Using Acetaminophen During Pregnancy May Increase Risk of ADHD

pregnant woman taking acetaminophen
Pregnancy/Being a Mom

A new study shows that mothers who use acetaminophen during pregnancy may increase their child’s risk of developing childhood attention deficit and hyperactivity disorder (ADHD) and other emotional and behavior issues. This new study was published in JAMA Pediatrics.

Also known as paracetamol and Tylenol, acetaminophen is used to reduce fever and stop minor aches and pains like headaches or mild joint pain. The ingredient is also found in many other medications for things like allergies, colds, and insomnia. It’s extremely common, with more than half of pregnant women in the United States and Europe using it regularly during their pregnancy, as noted by the study.

For the study, researchers surveyed 7,800 women Bristol in the United Kingdom. Seven years later, they then asked the same women about their child’s behavior. As compared to women who did not take acetaminophen during pregnancy, women who used it were found to have a 42% increase in issues with their child’s behavior later on in life. The medication was also associated with a 31% increased risk of the child developing ADHD and a 29% risk of further emotional issues. [1]

However, researchers note that the study has several limitations and although there is a correlation with acetaminophen and unruly childhood behavior, it is not a clear cause-and-effect relationship. Researchers also noted that they were never given the dosage of the medication ingested by the women during their pregnancy. Dosage could actually affect the outcomes of the child’s future behavior.

Read: The Truth About Drugs Like Tylenol (Acetaminophen)

Officials at the American College of Obstetrics and Gynecology said the following about the study:

“The take-aways here are that physicians should not change clinical practice until definitive prospective research is done and, most importantly, patients should not be frightened away from the many benefits of acetaminophen.”

The Consumer Healthcare Products Association were adamant that one of their leading products may not actually be a problem during pregnancy. The organization released the following statement:

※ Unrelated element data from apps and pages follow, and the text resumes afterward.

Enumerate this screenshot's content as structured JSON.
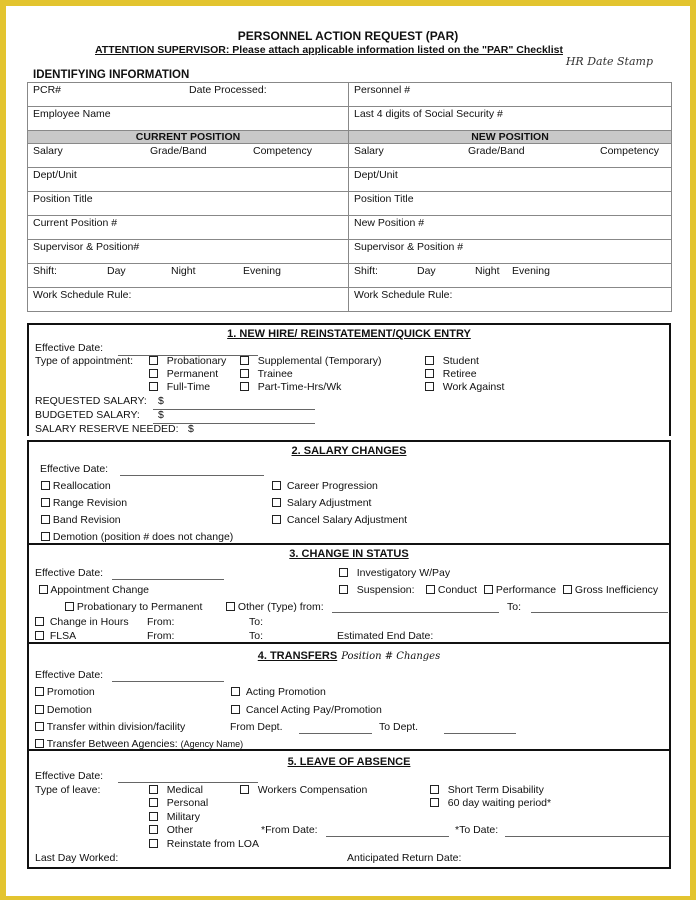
{
  "header": {
    "title": "PERSONNEL ACTION REQUEST (PAR)",
    "subtitle": "ATTENTION  SUPERVISOR:  Please attach applicable information listed on the \"PAR\" Checklist",
    "hr_stamp": "HR Date Stamp",
    "section_label": "IDENTIFYING INFORMATION"
  },
  "identifying": {
    "pcr": "PCR#",
    "date_processed": "Date Processed:",
    "personnel": "Personnel #",
    "employee_name": "Employee Name",
    "ssn": "Last 4 digits of Social Security #",
    "current_header": "CURRENT POSITION",
    "new_header": "NEW POSITION",
    "current": {
      "salary": "Salary",
      "grade": "Grade/Band",
      "competency": "Competency",
      "dept": "Dept/Unit",
      "title": "Position Title",
      "position": "Current Position #",
      "supervisor": "Supervisor & Position#",
      "shift": "Shift:",
      "day": "Day",
      "night": "Night",
      "evening": "Evening",
      "schedule": "Work Schedule Rule:"
    },
    "new": {
      "salary": "Salary",
      "grade": "Grade/Band",
      "competency": "Competency",
      "dept": "Dept/Unit",
      "title": "Position Title",
      "position": "New Position #",
      "supervisor": "Supervisor & Position #",
      "shift": "Shift:",
      "day": "Day",
      "night": "Night",
      "evening": "Evening",
      "schedule": "Work Schedule Rule:"
    }
  },
  "s1": {
    "title": "1.  NEW HIRE/ REINSTATEMENT/QUICK ENTRY",
    "effective_date": "Effective Date:",
    "type_label": "Type of appointment:",
    "options": [
      "Probationary",
      "Permanent",
      "Full-Time",
      "Supplemental (Temporary)",
      "Trainee",
      "Part-Time-Hrs/Wk",
      "Student",
      "Retiree",
      "Work Against"
    ],
    "requested": "REQUESTED SALARY:",
    "budgeted": "BUDGETED SALARY:",
    "reserve": "SALARY RESERVE NEEDED:",
    "dollar": "$"
  },
  "s2": {
    "title": "2.  SALARY CHANGES",
    "effective_date": "Effective Date:",
    "options": [
      "Reallocation",
      "Range Revision",
      "Band Revision",
      "Demotion (position # does not change)",
      "Career Progression",
      "Salary Adjustment",
      "Cancel Salary Adjustment"
    ]
  },
  "s3": {
    "title": "3.  CHANGE IN STATUS",
    "effective_date": "Effective Date:",
    "investigatory": "Investigatory W/Pay",
    "appointment_change": "Appointment Change",
    "suspension": "Suspension:",
    "conduct": "Conduct",
    "performance": "Performance",
    "gross": "Gross Inefficiency",
    "prob_perm": "Probationary to Permanent",
    "other": "Other (Type) from:",
    "to": "To:",
    "hours": "Change in Hours",
    "flsa": "FLSA",
    "from": "From:",
    "est_end": "Estimated End Date:"
  },
  "s4": {
    "title": "4.  TRANSFERS",
    "title_note": "Position # Changes",
    "effective_date": "Effective Date:",
    "promotion": "Promotion",
    "acting": "Acting Promotion",
    "demotion": "Demotion",
    "cancel_acting": "Cancel Acting Pay/Promotion",
    "within": "Transfer within division/facility",
    "from_dept": "From Dept.",
    "to_dept": "To Dept.",
    "between": "Transfer Between Agencies:",
    "agency": "(Agency Name)"
  },
  "s5": {
    "title": "5.  LEAVE OF ABSENCE",
    "effective_date": "Effective Date:",
    "type_label": "Type of leave:",
    "medical": "Medical",
    "personal": "Personal",
    "military": "Military",
    "other": "Other",
    "reinstate": "Reinstate from LOA",
    "workers": "Workers Compensation",
    "std": "Short Term Disability",
    "waiting": "60 day waiting period*",
    "from_date": "*From Date:",
    "to_date": "*To Date:",
    "last_day": "Last Day Worked:",
    "return": "Anticipated Return Date:"
  }
}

“As with any study of associations (as opposed to cause and effect), there is always the possibility that there are other explanations for the observed results. There is no proven mechanism whereby acetaminophen might cause these effects, and it’s important to weigh the benefits and risks of treating pain and fever during pregnancy.”


[1] CNN